------ Given data ------

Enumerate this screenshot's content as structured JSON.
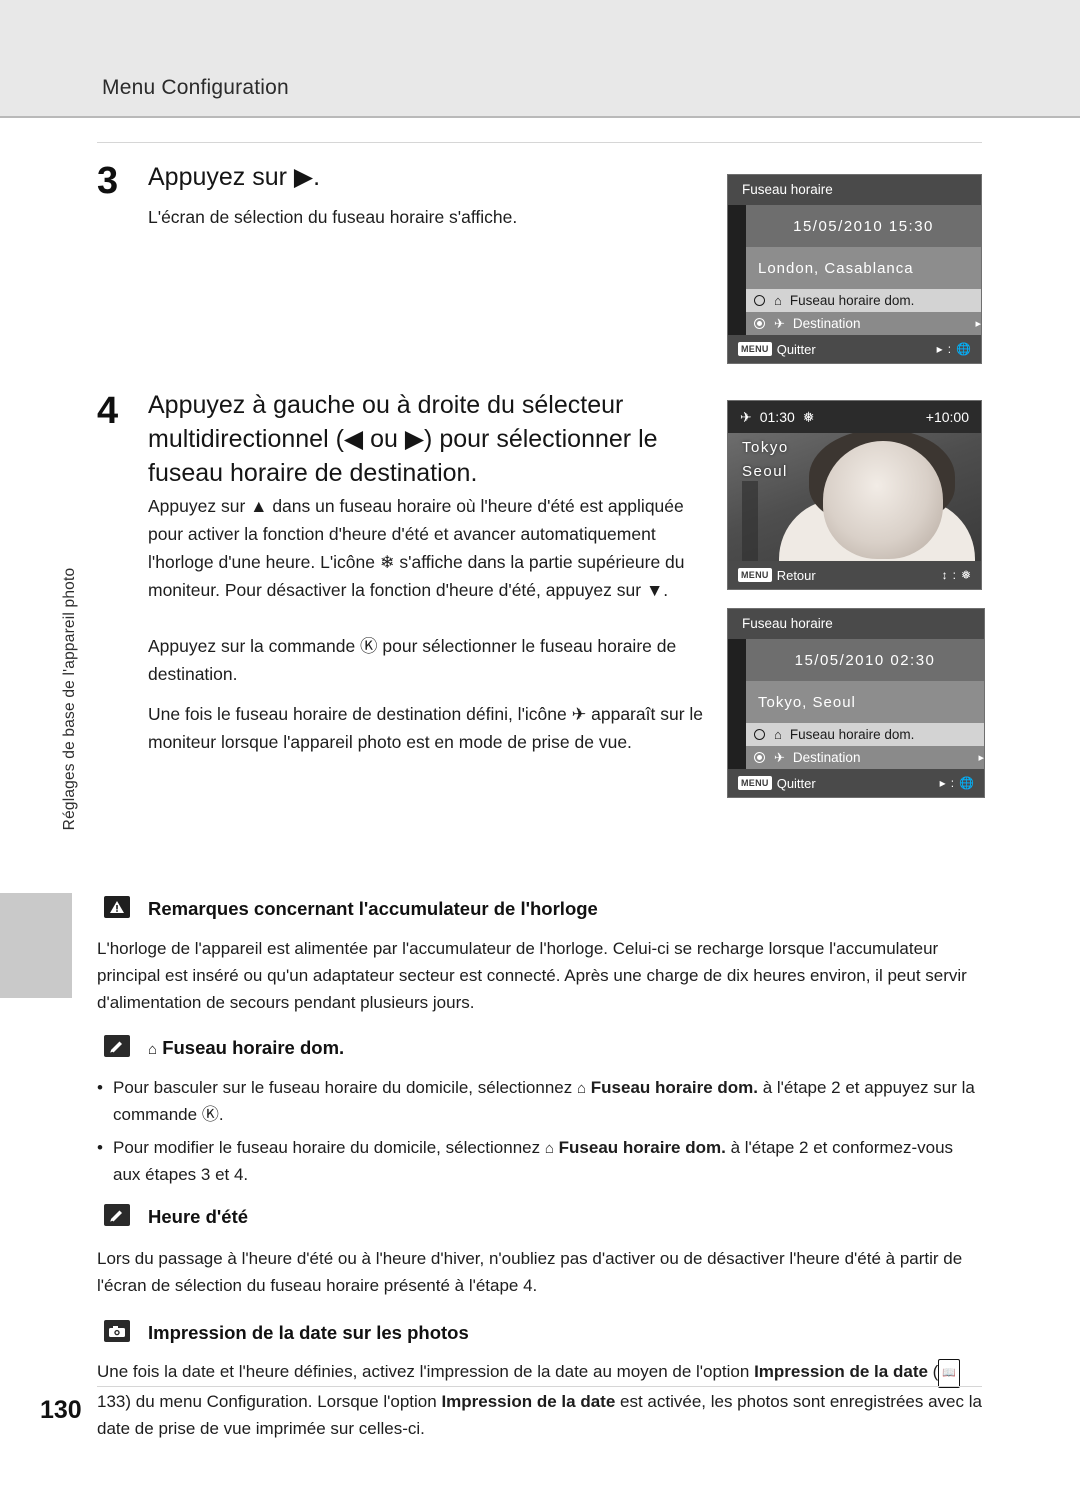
{
  "header": {
    "title": "Menu Configuration"
  },
  "side_text": "Réglages de base de l'appareil photo",
  "page_number": "130",
  "steps": [
    {
      "num": "3",
      "title": "Appuyez sur ▶.",
      "body": "L'écran de sélection du fuseau horaire s'affiche."
    },
    {
      "num": "4",
      "title": "Appuyez à gauche ou à droite du sélecteur multidirectionnel (◀ ou ▶) pour sélectionner le fuseau horaire de destination.",
      "para1": "Appuyez sur ▲ dans un fuseau horaire où l'heure d'été est appliquée pour activer la fonction d'heure d'été et avancer automatiquement l'horloge d'une heure. L'icône ❄ s'affiche dans la partie supérieure du moniteur. Pour désactiver la fonction d'heure d'été, appuyez sur ▼.",
      "para2": "Appuyez sur la commande Ⓚ pour sélectionner le fuseau horaire de destination.",
      "para3": "Une fois le fuseau horaire de destination défini, l'icône ✈ apparaît sur le moniteur lorsque l'appareil photo est en mode de prise de vue."
    }
  ],
  "screens": {
    "tz_london": {
      "title": "Fuseau horaire",
      "datetime": "15/05/2010 15:30",
      "city": "London, Casablanca",
      "home_label": "Fuseau horaire dom.",
      "dest_label": "Destination",
      "footer_left": "Quitter",
      "footer_menu_chip": "MENU",
      "footer_right": ":"
    },
    "photo": {
      "time": "01:30",
      "offset": "+10:00",
      "city_line1": "Tokyo",
      "city_line2": "Seoul",
      "footer_left": "Retour",
      "footer_menu_chip": "MENU"
    },
    "tz_tokyo": {
      "title": "Fuseau horaire",
      "datetime": "15/05/2010 02:30",
      "city": "Tokyo, Seoul",
      "home_label": "Fuseau horaire dom.",
      "dest_label": "Destination",
      "footer_left": "Quitter",
      "footer_menu_chip": "MENU"
    }
  },
  "notes": {
    "clock_battery": {
      "icon": "warning-icon",
      "heading": "Remarques concernant l'accumulateur de l'horloge",
      "body": "L'horloge de l'appareil est alimentée par l'accumulateur de l'horloge. Celui-ci se recharge lorsque l'accumulateur principal est inséré ou qu'un adaptateur secteur est connecté. Après une charge de dix heures environ, il peut servir d'alimentation de secours pendant plusieurs jours."
    },
    "home_tz": {
      "icon": "pencil-icon",
      "heading": "Fuseau horaire dom.",
      "bullets": [
        {
          "prefix": "Pour basculer sur le fuseau horaire du domicile, sélectionnez ",
          "bold": "Fuseau horaire dom.",
          "suffix": " à l'étape 2 et appuyez sur la commande Ⓚ."
        },
        {
          "prefix": "Pour modifier le fuseau horaire du domicile, sélectionnez ",
          "bold": "Fuseau horaire dom.",
          "suffix": " à l'étape 2 et conformez-vous aux étapes 3 et 4."
        }
      ]
    },
    "dst": {
      "icon": "pencil-icon",
      "heading": "Heure d'été",
      "body": "Lors du passage à l'heure d'été ou à l'heure d'hiver, n'oubliez pas d'activer ou de désactiver l'heure d'été à partir de l'écran de sélection du fuseau horaire présenté à l'étape 4."
    },
    "date_print": {
      "icon": "camera-icon",
      "heading": "Impression de la date sur les photos",
      "line1_a": "Une fois la date et l'heure définies, activez l'impression de la date au moyen de l'option ",
      "line1_b": "Impression de la",
      "line2_a": "date",
      "line2_ref": "133",
      "line2_b": ") du menu Configuration. Lorsque l'option ",
      "line2_c": "Impression de la date",
      "line2_d": " est activée, les photos sont",
      "line3": "enregistrées avec la date de prise de vue imprimée sur celles-ci."
    }
  }
}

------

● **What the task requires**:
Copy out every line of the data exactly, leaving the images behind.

● **Task solution**:
Enumerate this screenshot's content as structured JSON.
{
  "header": {
    "title": "Menu Configuration"
  },
  "side_text": "Réglages de base de l'appareil photo",
  "page_number": "130",
  "steps": [
    {
      "num": "3",
      "title": "Appuyez sur ▶.",
      "body": "L'écran de sélection du fuseau horaire s'affiche."
    },
    {
      "num": "4",
      "title": "Appuyez à gauche ou à droite du sélecteur multidirectionnel (◀ ou ▶) pour sélectionner le fuseau horaire de destination.",
      "para1": "Appuyez sur ▲ dans un fuseau horaire où l'heure d'été est appliquée pour activer la fonction d'heure d'été et avancer automatiquement l'horloge d'une heure. L'icône ❄ s'affiche dans la partie supérieure du moniteur. Pour désactiver la fonction d'heure d'été, appuyez sur ▼.",
      "para2": "Appuyez sur la commande Ⓚ pour sélectionner le fuseau horaire de destination.",
      "para3": "Une fois le fuseau horaire de destination défini, l'icône ✈ apparaît sur le moniteur lorsque l'appareil photo est en mode de prise de vue."
    }
  ],
  "screens": {
    "tz_london": {
      "title": "Fuseau horaire",
      "datetime": "15/05/2010 15:30",
      "city": "London, Casablanca",
      "home_label": "Fuseau horaire dom.",
      "dest_label": "Destination",
      "footer_left": "Quitter",
      "footer_menu_chip": "MENU",
      "footer_right": ":"
    },
    "photo": {
      "time": "01:30",
      "offset": "+10:00",
      "city_line1": "Tokyo",
      "city_line2": "Seoul",
      "footer_left": "Retour",
      "footer_menu_chip": "MENU"
    },
    "tz_tokyo": {
      "title": "Fuseau horaire",
      "datetime": "15/05/2010 02:30",
      "city": "Tokyo, Seoul",
      "home_label": "Fuseau horaire dom.",
      "dest_label": "Destination",
      "footer_left": "Quitter",
      "footer_menu_chip": "MENU"
    }
  },
  "notes": {
    "clock_battery": {
      "icon": "warning-icon",
      "heading": "Remarques concernant l'accumulateur de l'horloge",
      "body": "L'horloge de l'appareil est alimentée par l'accumulateur de l'horloge. Celui-ci se recharge lorsque l'accumulateur principal est inséré ou qu'un adaptateur secteur est connecté. Après une charge de dix heures environ, il peut servir d'alimentation de secours pendant plusieurs jours."
    },
    "home_tz": {
      "icon": "pencil-icon",
      "heading": "Fuseau horaire dom.",
      "bullets": [
        {
          "prefix": "Pour basculer sur le fuseau horaire du domicile, sélectionnez ",
          "bold": "Fuseau horaire dom.",
          "suffix": " à l'étape 2 et appuyez sur la commande Ⓚ."
        },
        {
          "prefix": "Pour modifier le fuseau horaire du domicile, sélectionnez ",
          "bold": "Fuseau horaire dom.",
          "suffix": " à l'étape 2 et conformez-vous aux étapes 3 et 4."
        }
      ]
    },
    "dst": {
      "icon": "pencil-icon",
      "heading": "Heure d'été",
      "body": "Lors du passage à l'heure d'été ou à l'heure d'hiver, n'oubliez pas d'activer ou de désactiver l'heure d'été à partir de l'écran de sélection du fuseau horaire présenté à l'étape 4."
    },
    "date_print": {
      "icon": "camera-icon",
      "heading": "Impression de la date sur les photos",
      "line1_a": "Une fois la date et l'heure définies, activez l'impression de la date au moyen de l'option ",
      "line1_b": "Impression de la",
      "line2_a": "date",
      "line2_ref": "133",
      "line2_b": ") du menu Configuration. Lorsque l'option ",
      "line2_c": "Impression de la date",
      "line2_d": " est activée, les photos sont",
      "line3": "enregistrées avec la date de prise de vue imprimée sur celles-ci."
    }
  }
}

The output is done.